Kaspersky reported last week that it had seen overlaps between attacks launched by Sofacy and campaigns conducted by other state-sponsored cyberspies, including ones linked to China and the United States.
A team of researchers has demonstrated how air-gapped computers can stealthily communicate with each other using speakers or headphones over ultrasonic waves. Experts from the Cyber-Security Research Center at the Ben-Gurion University of the Negev in Israel combined previous research on communications through ultrasonic waves with a technique that can be used to turn a device’s speakers into a microphone in an effort to create a covert data exfiltration channel. Researchers demonstrated several years ago that audio modulation and demodulation can be used to exchange data between computers over the air via the ultrasonic frequency range.
The method requires that the devices communicating with each other are equipped with both microphones and speakers. However, it’s possible to turn speakers, headphones or earphones into microphones using only software, which Ben-Gurion University researchers demonstrated back in 2016 in an attack they dubbed SPEAKE(a)R. Experts have now combined the two methods to show that a piece of malware installed on an air-gapped system fitted with speakers, headphones or earphones can transmit bits of data to one or more nearby devices running malware designed to capture the data via an audio output system turned into a microphone.
These types of attacks, which they have dubbed MOSQUITO, can be launched in scenarios involving desktop computers that don’t have a microphone, or when the microphone on a laptop or desktop system has been disabled or taped. The data exchange can take place over inaudible sound waves at frequencies of 18kHz or higher, which can be captured by regular headphones or speakers. The data can be modulated through audio frequency-shift keying (AFSK), which uses one frequency to transmit “0” bits and a different frequency to transmit “1” bits.

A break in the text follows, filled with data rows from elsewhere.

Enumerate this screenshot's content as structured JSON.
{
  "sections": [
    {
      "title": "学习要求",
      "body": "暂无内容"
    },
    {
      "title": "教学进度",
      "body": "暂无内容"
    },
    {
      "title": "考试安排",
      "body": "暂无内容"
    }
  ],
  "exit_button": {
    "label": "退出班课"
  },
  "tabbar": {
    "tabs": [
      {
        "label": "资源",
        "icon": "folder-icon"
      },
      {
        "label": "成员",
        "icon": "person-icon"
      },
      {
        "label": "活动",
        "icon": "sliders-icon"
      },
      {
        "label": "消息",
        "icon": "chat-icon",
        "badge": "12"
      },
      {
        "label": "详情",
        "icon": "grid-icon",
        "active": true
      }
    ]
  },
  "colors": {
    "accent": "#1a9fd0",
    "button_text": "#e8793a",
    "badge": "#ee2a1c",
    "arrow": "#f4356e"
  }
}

Tests conducted by researchers showed that a transfer rate ranging between 1200 bits/sec and 1800 bits/sec can be obtained for up to 8 meters (26 feet) for audible frequencies transmitted and captured using loudspeakers. The transfer rate drops to between 300 bits/sec and 600 bits/sec for inaudible frequencies.
Experiments conducted using headphones and earphones as recipients showed that they are not much worse than speakers, with transfer rates ranging between 300 bits/sec and 600 bits/sec over distances of 1m (3ft), 5m (16ft) and 8m (26ft). However, performance is significantly degraded when headphones are used both by the sender and the recipient — it only works over a distance of up to 3m (10ft) at a maximum of 250 bits/sec. It’s worth noting that these are upper theoretical transmission rates.
In practice, the transfer rate is influenced by environmental noise, the position of the transmitter and receiver, and bit error rates. “Our experiments shows that at a distance of three meters between two speakers, a transmission rate of 166 bit/sec results in a 1% bit error rate, during the exfiltration of a 1Kbit binary file,” researchers explained in their paper. “However, at distances of 4-9 meters, the 1% bit error rate is only achieved at transmission rates of 10 bit/sec. Our waveform analysis shows that the signal quality is degraded at distances greater than four meters mainly due to the environmental noise, which results in a lower SNR.”
Researchers at the Ben-Gurion University of the Negev previously demonstrated that stealthy data exfiltration is also possible via magnetic fields, infrared cameras, router LEDs, scanners, HDD activity LEDs, USB devices, the noise emitted by hard drives and fans, and heat emissions.